§ WHAT TO WORK ON: In how many lines of the listing below does the word "device" occur? Say only the number.

§ SUPPLIED DATA:
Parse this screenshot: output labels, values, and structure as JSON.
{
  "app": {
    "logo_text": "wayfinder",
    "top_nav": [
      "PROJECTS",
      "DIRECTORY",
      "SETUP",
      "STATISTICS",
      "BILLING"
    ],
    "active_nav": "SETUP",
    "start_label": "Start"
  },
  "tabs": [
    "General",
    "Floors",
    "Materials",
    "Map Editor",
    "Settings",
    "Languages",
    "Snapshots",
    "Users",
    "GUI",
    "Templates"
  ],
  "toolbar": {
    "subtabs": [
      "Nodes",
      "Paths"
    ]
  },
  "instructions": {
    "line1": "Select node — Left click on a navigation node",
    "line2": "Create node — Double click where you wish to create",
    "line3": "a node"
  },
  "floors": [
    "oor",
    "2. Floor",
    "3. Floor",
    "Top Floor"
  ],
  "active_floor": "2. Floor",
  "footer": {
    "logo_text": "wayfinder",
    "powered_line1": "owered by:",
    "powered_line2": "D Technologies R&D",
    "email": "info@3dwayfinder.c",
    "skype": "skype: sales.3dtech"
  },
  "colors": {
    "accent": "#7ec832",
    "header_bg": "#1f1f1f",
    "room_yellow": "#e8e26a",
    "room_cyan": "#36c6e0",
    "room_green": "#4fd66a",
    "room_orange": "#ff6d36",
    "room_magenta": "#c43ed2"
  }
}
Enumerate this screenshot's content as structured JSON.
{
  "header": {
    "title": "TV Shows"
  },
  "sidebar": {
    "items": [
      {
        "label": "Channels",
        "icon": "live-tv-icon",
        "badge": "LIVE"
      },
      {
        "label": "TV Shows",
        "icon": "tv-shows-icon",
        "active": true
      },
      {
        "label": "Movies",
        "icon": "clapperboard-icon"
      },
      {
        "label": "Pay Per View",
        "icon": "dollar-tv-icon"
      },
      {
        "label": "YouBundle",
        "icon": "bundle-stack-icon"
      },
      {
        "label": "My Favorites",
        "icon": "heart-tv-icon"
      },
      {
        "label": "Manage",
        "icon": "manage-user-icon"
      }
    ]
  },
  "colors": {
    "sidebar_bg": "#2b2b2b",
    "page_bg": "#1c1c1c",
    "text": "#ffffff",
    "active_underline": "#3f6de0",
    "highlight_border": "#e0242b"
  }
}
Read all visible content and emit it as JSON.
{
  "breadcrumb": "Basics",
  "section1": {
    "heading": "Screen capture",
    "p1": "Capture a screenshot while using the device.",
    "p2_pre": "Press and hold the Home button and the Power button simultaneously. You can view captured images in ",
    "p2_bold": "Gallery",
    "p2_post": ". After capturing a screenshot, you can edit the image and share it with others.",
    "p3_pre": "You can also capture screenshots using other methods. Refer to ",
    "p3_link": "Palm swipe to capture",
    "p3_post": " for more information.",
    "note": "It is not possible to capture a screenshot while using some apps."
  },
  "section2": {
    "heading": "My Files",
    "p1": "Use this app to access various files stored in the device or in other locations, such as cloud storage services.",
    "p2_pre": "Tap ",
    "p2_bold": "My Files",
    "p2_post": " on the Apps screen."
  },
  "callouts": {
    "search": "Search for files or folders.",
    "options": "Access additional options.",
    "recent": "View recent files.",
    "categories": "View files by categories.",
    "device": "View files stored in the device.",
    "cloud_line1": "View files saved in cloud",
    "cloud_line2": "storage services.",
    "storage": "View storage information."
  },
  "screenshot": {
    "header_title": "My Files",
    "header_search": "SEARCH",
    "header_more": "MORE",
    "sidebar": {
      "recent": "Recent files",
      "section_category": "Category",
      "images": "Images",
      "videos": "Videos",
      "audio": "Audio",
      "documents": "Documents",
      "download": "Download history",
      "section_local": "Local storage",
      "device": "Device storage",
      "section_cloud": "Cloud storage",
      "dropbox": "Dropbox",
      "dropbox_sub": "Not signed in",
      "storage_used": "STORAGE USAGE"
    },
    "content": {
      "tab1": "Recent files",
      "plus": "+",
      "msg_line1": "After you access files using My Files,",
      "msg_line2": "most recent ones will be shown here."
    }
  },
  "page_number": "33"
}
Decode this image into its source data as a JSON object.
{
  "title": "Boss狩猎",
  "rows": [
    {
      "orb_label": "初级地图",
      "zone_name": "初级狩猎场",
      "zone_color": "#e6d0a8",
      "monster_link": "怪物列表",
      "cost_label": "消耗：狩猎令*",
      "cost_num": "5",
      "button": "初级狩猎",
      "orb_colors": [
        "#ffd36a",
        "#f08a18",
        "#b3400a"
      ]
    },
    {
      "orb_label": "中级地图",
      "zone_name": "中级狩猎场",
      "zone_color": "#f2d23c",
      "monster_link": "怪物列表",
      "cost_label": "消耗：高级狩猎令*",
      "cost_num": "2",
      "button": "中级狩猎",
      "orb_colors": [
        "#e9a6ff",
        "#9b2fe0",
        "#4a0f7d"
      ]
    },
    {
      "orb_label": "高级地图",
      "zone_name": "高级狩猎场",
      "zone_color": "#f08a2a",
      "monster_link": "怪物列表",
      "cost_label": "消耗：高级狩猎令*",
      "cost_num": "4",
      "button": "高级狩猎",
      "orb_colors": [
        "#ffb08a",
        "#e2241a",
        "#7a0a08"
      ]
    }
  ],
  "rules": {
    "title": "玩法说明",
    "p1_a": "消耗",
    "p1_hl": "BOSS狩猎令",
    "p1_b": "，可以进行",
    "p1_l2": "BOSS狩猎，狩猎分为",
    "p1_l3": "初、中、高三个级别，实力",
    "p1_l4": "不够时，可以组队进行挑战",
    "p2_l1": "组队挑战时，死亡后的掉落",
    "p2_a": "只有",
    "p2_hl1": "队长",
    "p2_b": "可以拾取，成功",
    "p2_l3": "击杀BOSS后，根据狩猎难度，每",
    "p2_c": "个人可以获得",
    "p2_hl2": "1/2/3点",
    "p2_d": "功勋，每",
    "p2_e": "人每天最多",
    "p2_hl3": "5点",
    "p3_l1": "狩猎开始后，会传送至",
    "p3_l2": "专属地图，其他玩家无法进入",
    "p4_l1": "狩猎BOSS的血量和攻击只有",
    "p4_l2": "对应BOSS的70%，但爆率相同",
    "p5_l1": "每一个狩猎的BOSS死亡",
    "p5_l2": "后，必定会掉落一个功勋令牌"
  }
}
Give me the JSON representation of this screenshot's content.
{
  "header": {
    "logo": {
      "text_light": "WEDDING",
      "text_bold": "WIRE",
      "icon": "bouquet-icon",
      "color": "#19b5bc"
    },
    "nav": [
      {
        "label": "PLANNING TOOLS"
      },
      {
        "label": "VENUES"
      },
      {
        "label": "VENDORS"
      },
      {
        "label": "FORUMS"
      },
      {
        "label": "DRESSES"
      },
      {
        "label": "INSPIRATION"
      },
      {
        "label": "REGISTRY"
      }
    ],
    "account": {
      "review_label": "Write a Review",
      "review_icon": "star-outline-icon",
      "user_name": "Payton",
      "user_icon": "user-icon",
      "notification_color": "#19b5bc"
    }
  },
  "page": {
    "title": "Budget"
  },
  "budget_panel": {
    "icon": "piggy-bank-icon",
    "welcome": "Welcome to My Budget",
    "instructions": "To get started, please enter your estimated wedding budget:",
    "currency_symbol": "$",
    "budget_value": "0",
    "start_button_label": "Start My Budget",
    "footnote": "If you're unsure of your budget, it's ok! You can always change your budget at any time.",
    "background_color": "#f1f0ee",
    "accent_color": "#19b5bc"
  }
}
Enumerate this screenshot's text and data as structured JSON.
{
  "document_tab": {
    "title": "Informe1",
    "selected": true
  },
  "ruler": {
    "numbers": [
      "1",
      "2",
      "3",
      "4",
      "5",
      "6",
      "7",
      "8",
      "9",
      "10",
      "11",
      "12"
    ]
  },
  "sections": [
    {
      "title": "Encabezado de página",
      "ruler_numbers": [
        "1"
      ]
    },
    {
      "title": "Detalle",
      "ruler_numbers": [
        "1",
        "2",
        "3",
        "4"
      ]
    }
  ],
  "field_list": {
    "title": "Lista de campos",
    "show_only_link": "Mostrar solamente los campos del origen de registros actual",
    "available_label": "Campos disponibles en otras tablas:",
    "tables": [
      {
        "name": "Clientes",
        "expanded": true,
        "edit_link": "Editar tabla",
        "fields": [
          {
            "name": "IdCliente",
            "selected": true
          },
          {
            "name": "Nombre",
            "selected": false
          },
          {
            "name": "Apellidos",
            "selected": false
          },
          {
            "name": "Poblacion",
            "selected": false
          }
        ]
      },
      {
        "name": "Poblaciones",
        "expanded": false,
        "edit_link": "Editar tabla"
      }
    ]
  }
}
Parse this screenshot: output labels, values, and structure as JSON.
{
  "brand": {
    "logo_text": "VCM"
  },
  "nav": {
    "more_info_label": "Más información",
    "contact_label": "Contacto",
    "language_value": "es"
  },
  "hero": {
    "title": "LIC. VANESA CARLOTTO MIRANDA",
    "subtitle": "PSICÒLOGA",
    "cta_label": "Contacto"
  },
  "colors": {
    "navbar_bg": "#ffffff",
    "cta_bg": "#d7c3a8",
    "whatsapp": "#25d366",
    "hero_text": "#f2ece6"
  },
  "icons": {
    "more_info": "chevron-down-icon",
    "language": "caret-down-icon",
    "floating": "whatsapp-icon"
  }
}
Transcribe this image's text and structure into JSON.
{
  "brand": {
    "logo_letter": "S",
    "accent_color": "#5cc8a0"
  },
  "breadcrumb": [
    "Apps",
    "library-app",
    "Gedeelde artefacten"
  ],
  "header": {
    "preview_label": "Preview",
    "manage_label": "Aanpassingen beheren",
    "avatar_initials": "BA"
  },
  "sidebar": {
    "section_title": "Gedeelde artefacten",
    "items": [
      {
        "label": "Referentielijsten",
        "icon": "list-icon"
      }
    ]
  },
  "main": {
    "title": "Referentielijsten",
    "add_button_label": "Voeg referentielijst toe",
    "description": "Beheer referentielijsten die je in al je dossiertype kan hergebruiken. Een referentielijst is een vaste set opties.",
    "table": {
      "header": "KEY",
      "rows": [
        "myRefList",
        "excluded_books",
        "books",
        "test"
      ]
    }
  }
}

§ RESULT FOR THIS TASK: 4